** Input follows **

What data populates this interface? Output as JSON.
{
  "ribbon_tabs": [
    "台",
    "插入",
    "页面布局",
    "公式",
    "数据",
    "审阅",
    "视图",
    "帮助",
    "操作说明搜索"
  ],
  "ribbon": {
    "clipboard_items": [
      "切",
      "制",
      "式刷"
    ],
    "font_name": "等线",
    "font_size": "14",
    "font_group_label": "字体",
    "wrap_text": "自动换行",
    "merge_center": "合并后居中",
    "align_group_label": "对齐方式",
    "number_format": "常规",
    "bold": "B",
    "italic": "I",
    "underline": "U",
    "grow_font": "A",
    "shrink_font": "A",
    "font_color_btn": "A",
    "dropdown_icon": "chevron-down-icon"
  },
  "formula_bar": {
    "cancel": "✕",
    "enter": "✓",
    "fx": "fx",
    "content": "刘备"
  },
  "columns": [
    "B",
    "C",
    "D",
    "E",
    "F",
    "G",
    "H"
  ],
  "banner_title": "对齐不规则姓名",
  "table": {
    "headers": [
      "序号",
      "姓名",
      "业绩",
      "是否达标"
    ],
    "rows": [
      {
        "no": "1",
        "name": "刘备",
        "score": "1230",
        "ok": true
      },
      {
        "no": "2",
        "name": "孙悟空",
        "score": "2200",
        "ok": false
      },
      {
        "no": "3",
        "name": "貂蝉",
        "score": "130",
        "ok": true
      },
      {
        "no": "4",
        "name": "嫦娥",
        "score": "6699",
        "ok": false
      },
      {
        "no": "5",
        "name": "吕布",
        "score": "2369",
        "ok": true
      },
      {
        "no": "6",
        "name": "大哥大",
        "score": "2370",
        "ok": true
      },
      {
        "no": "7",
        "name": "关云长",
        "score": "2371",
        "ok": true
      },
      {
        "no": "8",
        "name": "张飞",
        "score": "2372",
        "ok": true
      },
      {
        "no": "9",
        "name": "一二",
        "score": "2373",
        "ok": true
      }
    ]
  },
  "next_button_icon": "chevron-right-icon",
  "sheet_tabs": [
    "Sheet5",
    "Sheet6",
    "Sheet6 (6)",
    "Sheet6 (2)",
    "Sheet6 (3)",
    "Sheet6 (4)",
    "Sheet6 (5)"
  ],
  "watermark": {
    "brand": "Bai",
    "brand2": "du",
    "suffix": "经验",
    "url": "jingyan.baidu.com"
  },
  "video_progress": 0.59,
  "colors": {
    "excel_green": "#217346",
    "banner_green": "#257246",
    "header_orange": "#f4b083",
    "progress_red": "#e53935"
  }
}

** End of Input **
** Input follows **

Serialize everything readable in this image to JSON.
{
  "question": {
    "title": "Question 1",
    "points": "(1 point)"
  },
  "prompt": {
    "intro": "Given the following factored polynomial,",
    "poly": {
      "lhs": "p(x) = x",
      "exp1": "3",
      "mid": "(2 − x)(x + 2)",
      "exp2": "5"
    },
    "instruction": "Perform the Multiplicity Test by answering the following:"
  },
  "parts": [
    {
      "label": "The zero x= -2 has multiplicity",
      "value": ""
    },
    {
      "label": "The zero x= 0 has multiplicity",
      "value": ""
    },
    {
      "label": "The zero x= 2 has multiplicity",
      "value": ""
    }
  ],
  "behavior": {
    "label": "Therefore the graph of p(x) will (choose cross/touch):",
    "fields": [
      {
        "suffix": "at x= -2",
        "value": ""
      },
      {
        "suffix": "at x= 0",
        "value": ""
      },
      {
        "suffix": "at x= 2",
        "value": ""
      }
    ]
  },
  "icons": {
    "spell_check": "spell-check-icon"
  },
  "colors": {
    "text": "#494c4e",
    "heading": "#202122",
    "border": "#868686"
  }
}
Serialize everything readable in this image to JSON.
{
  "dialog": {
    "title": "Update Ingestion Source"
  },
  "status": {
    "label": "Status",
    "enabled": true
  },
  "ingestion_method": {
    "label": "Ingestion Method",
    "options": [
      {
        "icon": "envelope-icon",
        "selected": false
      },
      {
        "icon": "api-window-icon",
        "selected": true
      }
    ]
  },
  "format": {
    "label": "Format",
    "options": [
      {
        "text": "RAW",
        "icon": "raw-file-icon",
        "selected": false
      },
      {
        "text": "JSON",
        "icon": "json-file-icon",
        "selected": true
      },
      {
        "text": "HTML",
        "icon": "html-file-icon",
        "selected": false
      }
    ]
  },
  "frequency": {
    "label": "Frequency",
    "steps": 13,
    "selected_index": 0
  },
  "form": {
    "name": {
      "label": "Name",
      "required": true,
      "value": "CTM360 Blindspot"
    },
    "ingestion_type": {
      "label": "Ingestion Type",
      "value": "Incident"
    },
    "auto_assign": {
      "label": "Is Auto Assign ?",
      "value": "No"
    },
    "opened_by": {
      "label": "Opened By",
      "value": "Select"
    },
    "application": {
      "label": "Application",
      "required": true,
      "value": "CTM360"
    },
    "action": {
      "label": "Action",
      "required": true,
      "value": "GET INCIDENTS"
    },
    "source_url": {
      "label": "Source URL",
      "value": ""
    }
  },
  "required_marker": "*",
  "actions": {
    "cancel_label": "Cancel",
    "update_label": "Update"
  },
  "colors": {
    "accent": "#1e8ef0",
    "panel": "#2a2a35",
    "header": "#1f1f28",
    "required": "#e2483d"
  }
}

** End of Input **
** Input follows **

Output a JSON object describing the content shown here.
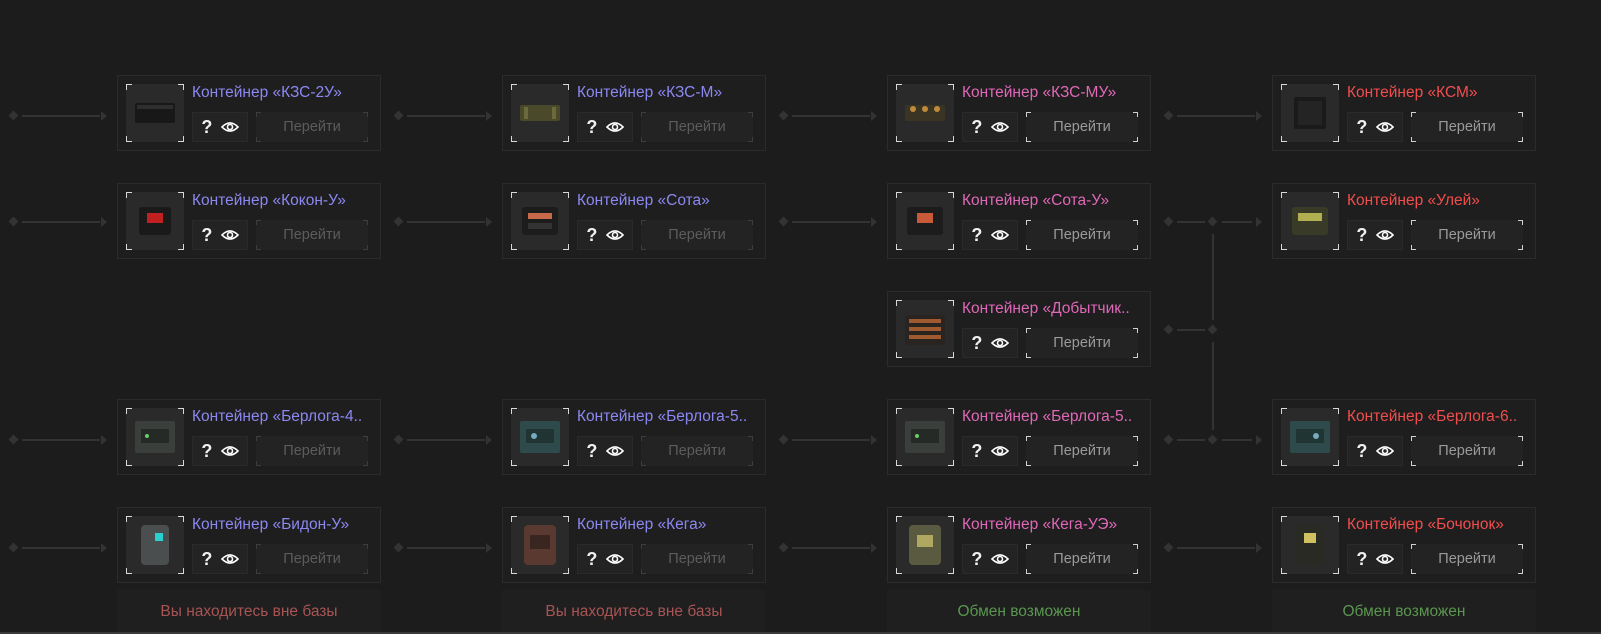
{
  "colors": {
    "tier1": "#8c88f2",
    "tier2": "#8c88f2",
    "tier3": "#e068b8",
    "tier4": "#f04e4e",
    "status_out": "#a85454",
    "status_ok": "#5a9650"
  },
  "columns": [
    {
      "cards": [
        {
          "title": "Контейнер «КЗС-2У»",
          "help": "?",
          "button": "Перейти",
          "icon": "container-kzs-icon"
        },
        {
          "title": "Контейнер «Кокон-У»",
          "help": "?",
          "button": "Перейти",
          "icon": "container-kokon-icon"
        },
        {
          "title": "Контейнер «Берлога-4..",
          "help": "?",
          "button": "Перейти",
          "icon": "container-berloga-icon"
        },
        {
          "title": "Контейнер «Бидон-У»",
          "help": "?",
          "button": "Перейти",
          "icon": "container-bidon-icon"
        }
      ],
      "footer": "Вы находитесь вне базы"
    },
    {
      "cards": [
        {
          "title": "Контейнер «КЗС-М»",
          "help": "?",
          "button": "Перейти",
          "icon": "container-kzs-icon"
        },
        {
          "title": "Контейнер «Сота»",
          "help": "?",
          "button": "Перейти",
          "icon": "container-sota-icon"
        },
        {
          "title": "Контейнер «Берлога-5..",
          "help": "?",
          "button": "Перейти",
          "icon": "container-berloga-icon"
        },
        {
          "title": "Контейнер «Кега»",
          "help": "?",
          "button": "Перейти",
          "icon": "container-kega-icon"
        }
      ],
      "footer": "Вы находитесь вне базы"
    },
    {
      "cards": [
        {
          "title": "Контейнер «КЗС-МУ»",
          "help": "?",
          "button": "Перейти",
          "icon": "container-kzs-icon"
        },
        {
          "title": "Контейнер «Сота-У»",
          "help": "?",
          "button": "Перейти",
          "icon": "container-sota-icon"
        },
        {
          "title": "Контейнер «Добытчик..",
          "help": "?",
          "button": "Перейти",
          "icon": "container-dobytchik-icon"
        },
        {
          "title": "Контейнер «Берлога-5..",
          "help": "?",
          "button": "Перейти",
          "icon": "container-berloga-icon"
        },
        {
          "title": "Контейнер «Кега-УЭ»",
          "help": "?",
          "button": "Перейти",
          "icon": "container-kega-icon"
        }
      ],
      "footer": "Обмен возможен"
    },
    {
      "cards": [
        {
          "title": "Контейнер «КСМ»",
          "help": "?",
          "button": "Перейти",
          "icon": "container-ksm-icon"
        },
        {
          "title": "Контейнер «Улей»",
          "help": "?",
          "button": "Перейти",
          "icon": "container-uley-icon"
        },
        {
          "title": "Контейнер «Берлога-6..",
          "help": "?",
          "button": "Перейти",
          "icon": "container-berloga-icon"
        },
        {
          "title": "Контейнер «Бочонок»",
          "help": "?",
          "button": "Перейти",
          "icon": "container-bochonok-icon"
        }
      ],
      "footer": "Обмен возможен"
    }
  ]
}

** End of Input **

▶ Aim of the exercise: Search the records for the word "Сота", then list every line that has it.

▶ Answer to this task:
          "title": "Контейнер «Сота»",
          "title": "Контейнер «Сота-У»",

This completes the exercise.